Look what I found in the shed at the weekend!
My children are distraught. My wife says she won’t sleep tonight. And I’m thrilled to bits! It’s Britain’s most venomous spider and we’ve got one living in the shed!
Or maybe there’s more than one! Wah-hah-hah…
Steatoda Nobilis. The ‘Noble False Widow’ spider.
First recorded in Torbay in 1879, it’s not a native to our shores and probably arrived from Madeira or the Canary Islands in a box of Victorian fruit. For the next 100 years or so it lived quietly on the South Coast – but it’s now on the move! It’s enjoying our mild winters and can now be seen as far ‘north’ as Wales and Lincolnshire.
The species has a fearsome reputation as one of the few British spiders capable of inflicting a painful bite to humans — but is there really anything to be afraid of? Well ‘yes’ you do need to be cautious. The bite is painful (apparently) but no worse than a wasp or bee sting.
There has been some hysteria in the press about False Widows:
- False widow spider infestation closes two London primary schools
- False widow bite left grandfather fighting for life in hospital
- False widow spider bites footballer Steve Harris
Most bites result in symptoms similar to a bee or wasp sting. False Widows are not normally aggressive towards humans and bites are rare, but if the spiders are caught in clothing, prodded or squashed they may bite. Incidentally the females bites are more severe than the males and typically result in intense pain and a fever. If you plan to get bitten by a False Widow I’d definitely recommend a bite from the male…

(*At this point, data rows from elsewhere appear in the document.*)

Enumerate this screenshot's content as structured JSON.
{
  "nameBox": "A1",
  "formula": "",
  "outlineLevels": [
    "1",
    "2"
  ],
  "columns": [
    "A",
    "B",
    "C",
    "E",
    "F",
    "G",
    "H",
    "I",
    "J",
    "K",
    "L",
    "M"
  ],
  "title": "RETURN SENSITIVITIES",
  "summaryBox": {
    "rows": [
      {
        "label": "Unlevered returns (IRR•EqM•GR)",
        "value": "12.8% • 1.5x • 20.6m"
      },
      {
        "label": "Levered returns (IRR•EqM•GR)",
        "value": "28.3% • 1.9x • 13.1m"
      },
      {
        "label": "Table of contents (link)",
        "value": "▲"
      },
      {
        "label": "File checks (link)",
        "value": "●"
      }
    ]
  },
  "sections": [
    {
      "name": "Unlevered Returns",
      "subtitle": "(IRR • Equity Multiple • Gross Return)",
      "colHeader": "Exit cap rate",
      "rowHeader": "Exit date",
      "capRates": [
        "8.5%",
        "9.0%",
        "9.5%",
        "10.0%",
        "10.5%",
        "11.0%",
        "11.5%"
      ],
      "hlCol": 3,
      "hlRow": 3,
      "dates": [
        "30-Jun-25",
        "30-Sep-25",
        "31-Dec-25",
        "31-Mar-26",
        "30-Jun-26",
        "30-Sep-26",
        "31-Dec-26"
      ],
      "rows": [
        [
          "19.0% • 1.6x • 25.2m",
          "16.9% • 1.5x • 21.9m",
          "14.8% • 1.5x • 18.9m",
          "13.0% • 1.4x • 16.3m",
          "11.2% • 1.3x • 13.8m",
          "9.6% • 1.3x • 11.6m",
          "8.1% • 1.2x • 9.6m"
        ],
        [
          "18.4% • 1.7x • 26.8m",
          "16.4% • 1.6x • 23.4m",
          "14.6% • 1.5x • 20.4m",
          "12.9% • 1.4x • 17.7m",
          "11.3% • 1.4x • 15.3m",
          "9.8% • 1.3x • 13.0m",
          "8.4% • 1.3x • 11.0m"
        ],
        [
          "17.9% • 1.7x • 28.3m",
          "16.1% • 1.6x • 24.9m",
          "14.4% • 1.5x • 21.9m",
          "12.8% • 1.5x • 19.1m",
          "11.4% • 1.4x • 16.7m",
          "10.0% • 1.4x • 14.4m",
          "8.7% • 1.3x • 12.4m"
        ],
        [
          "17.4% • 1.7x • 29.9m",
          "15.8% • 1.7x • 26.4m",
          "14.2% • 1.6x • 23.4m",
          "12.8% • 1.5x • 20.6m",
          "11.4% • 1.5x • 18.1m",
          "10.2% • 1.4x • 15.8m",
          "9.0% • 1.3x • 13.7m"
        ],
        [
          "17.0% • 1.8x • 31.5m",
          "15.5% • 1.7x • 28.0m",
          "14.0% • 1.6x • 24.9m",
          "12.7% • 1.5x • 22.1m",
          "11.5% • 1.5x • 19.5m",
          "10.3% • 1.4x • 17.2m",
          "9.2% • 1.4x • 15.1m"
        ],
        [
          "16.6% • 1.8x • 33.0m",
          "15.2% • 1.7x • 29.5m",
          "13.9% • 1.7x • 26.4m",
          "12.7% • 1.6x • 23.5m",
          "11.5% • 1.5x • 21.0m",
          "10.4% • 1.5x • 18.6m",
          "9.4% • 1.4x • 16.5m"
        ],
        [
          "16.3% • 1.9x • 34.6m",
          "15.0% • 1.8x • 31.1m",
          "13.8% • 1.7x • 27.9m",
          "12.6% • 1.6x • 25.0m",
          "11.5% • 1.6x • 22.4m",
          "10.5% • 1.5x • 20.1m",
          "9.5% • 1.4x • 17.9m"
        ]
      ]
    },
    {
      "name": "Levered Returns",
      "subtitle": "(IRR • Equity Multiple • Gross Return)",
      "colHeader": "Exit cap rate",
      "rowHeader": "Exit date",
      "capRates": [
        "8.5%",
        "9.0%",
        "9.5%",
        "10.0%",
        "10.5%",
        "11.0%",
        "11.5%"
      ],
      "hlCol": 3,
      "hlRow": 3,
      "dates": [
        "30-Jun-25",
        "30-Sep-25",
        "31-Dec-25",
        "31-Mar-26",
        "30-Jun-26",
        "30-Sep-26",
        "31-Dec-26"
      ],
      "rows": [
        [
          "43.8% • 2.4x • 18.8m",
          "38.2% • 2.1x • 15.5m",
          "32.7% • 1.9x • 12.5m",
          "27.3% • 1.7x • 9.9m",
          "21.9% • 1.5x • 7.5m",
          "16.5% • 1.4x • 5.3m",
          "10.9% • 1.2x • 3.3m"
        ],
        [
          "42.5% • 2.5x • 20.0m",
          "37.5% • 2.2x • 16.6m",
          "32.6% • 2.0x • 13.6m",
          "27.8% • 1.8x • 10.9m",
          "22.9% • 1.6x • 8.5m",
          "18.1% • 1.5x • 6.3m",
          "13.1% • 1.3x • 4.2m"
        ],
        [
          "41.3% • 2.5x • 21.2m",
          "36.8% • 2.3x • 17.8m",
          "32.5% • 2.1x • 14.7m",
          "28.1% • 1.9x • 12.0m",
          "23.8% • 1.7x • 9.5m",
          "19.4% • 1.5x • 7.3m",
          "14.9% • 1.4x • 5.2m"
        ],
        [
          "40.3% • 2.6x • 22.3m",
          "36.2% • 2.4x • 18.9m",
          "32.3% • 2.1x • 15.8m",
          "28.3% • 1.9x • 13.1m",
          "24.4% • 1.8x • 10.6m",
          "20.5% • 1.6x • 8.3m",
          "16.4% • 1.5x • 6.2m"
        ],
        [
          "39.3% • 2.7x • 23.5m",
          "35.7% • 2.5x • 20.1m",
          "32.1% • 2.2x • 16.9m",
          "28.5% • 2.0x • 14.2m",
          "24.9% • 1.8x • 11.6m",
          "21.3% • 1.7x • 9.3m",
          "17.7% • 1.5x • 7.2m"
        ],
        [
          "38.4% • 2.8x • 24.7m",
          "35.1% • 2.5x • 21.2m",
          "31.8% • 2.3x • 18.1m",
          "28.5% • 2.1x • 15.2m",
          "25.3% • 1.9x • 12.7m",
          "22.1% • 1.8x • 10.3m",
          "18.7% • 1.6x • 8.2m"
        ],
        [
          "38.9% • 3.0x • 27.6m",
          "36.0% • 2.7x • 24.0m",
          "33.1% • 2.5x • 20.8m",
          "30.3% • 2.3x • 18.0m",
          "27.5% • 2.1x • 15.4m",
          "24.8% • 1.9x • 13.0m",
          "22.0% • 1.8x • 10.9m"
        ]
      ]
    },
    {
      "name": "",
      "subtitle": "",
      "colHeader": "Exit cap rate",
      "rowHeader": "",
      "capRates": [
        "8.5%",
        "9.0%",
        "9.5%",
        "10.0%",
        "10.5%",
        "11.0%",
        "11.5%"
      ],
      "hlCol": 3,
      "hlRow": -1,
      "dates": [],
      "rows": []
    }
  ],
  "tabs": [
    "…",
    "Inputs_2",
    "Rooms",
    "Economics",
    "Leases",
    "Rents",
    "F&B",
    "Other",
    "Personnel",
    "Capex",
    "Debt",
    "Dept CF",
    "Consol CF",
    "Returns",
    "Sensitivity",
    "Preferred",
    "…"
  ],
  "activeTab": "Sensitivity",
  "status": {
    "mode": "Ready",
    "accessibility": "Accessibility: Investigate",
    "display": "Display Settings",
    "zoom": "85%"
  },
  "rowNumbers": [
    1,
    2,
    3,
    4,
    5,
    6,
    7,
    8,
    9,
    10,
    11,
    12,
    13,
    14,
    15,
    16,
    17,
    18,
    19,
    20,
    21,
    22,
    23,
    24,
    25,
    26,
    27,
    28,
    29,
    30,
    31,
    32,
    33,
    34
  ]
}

On a positive note there have been no reported deaths from False Widows. Yet.